a reply to: Kester
People in Scotland need to stop being seduced by some tartan and bagpipes romantic notion perpetuated by Braveheart and wake up to reality.
Best comment on this subject I've read in a while
One of Europe's top officials has said Scotland will not be allowed to keep using the pound sterling and remain in the European Union in case of an independence vote.
Olli Rehn, vice president of the European Parliament and former commissioner for economic and monetary affairs, said in a letter to chief secretary to the Treasury Danny Alexander the use of sterling in Scotland is prohibited unless Westminster grants explicit permission.
All three main political parties have already refused to allow Scotland to retain the pound in case of a 'Yes' vote, making this option illegal under EU law, which requires a country to have access to an independent central bank to use a currency.
Alex Salmond, Scotland's First Minister, argued this would not stop the country from using the existing currency, but
Rehn has moved to prevent that option.
He wrote: ""As to the question whether 'sterlingisation' were compatible with EU membership, the answer is that this would simply not be possible since that would obviously imply a situation where the candidate country concerned would not have a monetary authority of its own and thus no necessary instruments of the EMU."
Sterling fell by almost a cent against the dollar on Tuesday, as the latest YouGov poll showed growing support for the 'Yes' campaign.
The currency moved below $1.65 to trade at $1.6468, while its volatility saw the biggest rise since 2008.

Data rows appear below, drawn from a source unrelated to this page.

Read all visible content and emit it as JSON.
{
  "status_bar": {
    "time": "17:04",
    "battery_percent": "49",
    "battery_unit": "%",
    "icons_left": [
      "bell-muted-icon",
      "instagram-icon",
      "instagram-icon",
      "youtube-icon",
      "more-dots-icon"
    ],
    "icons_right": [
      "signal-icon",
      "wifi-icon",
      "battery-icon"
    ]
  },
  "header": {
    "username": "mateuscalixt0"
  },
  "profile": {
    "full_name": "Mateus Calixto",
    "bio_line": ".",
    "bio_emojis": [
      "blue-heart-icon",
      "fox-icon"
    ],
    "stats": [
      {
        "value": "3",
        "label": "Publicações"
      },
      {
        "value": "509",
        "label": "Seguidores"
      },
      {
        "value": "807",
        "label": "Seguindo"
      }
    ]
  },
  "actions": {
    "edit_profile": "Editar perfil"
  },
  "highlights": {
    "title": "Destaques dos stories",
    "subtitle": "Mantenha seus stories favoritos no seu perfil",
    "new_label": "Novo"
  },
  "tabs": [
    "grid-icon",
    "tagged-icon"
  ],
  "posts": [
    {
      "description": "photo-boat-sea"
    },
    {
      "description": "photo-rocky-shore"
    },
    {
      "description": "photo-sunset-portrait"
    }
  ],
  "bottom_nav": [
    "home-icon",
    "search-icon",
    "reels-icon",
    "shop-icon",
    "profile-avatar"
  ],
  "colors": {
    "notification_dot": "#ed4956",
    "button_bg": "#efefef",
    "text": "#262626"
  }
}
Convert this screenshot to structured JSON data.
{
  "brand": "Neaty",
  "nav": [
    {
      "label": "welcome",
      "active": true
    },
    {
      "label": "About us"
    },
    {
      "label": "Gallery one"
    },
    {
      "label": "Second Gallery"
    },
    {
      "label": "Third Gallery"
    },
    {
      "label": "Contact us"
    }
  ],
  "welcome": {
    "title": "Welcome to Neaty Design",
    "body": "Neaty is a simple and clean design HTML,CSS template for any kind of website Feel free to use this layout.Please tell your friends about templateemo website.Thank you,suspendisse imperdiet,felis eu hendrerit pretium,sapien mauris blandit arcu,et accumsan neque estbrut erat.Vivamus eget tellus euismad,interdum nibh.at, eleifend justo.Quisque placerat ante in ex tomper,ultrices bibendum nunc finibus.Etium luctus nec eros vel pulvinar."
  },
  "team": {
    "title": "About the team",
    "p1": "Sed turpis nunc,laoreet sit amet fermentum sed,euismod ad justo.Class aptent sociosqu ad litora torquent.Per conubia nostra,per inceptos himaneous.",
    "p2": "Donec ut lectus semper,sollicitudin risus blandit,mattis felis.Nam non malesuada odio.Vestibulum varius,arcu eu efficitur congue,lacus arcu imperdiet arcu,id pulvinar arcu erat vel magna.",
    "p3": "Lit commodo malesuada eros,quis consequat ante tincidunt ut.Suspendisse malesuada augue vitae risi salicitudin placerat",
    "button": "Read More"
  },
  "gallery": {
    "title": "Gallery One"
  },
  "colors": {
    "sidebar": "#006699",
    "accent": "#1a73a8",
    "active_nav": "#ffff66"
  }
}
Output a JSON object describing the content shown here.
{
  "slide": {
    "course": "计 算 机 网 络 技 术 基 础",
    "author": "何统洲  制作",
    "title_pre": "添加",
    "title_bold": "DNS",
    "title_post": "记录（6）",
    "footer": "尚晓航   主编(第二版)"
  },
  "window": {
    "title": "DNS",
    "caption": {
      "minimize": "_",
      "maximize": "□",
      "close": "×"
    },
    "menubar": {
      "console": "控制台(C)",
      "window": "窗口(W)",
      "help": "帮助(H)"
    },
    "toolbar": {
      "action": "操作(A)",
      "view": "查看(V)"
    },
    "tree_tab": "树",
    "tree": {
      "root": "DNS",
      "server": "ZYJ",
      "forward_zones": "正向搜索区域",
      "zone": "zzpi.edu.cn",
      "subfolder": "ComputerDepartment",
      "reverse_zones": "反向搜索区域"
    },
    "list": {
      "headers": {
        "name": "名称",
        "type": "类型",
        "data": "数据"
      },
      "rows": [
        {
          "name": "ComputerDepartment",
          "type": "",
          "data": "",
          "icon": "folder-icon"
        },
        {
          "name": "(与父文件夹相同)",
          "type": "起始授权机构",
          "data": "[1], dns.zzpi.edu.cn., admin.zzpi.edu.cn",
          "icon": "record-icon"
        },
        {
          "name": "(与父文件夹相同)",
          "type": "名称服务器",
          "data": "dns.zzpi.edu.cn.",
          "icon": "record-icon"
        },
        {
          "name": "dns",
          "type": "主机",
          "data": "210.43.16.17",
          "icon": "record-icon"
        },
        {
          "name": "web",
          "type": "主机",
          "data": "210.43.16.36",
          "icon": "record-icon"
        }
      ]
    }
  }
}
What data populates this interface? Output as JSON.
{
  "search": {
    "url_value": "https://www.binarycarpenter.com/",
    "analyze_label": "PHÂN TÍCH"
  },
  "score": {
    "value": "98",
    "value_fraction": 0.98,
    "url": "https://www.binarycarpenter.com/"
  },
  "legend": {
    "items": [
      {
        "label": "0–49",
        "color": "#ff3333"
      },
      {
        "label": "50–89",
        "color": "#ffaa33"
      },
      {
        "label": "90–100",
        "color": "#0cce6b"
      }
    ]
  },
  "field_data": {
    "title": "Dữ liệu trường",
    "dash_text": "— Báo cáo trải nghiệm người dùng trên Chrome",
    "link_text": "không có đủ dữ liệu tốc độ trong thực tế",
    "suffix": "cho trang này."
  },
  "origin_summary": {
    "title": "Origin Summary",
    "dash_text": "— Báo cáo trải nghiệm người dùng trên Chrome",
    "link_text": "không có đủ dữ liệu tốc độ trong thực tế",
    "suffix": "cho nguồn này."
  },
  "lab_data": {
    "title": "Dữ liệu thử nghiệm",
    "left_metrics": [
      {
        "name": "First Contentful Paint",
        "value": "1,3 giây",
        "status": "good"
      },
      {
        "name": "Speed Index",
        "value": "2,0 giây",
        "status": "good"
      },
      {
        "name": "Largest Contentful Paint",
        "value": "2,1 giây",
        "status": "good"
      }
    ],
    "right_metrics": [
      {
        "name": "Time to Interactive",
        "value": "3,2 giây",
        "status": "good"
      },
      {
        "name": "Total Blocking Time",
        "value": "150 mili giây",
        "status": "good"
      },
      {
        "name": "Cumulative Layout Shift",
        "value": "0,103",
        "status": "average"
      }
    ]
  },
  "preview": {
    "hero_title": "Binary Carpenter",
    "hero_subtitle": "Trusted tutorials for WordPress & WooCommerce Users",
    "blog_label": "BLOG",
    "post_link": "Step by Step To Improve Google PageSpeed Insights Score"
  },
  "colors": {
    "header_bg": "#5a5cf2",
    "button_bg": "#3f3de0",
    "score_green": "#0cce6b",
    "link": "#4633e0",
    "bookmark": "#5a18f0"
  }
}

Meanwhile, asset managers have been turning to US-dollar denominated assets in anticipation of further falls in the British pound as the Scottish referendum looms.
originally posted by: sapien82
a reply to: theabsolutetruth
there seems to be a whole lot of facts and figures flying about , but it looks as though Scotland is voting yes
and the rest of the UK will just have to deal with it , like the NO voters in Scotland.
The registered address is The Royal Bank of Scotland plc, Registered in Scotland No 90312. Registered Office: 36 St Andrew Square, Edinburgh, United Kingdom, EH2 2YB.
Scottish Widows plc, Registered Office: 69 Morrison St, Edinburgh, EH3 8YF
Lloyds Banking Group plc. Registered office: The Mound, Edinburgh EH1 1YZ
Standard Life, 1 Baileyfield Crescent, Edinburgh, EH15 1ET
originally posted by: sapien82
a reply to: flammadraco
I may lose my job working for the UK government if I vote yes. the current government plans to freeze my pay until 2018
and I haven't had a pay rise in 8 years so I'm quite happy to vote yes and be rid of them !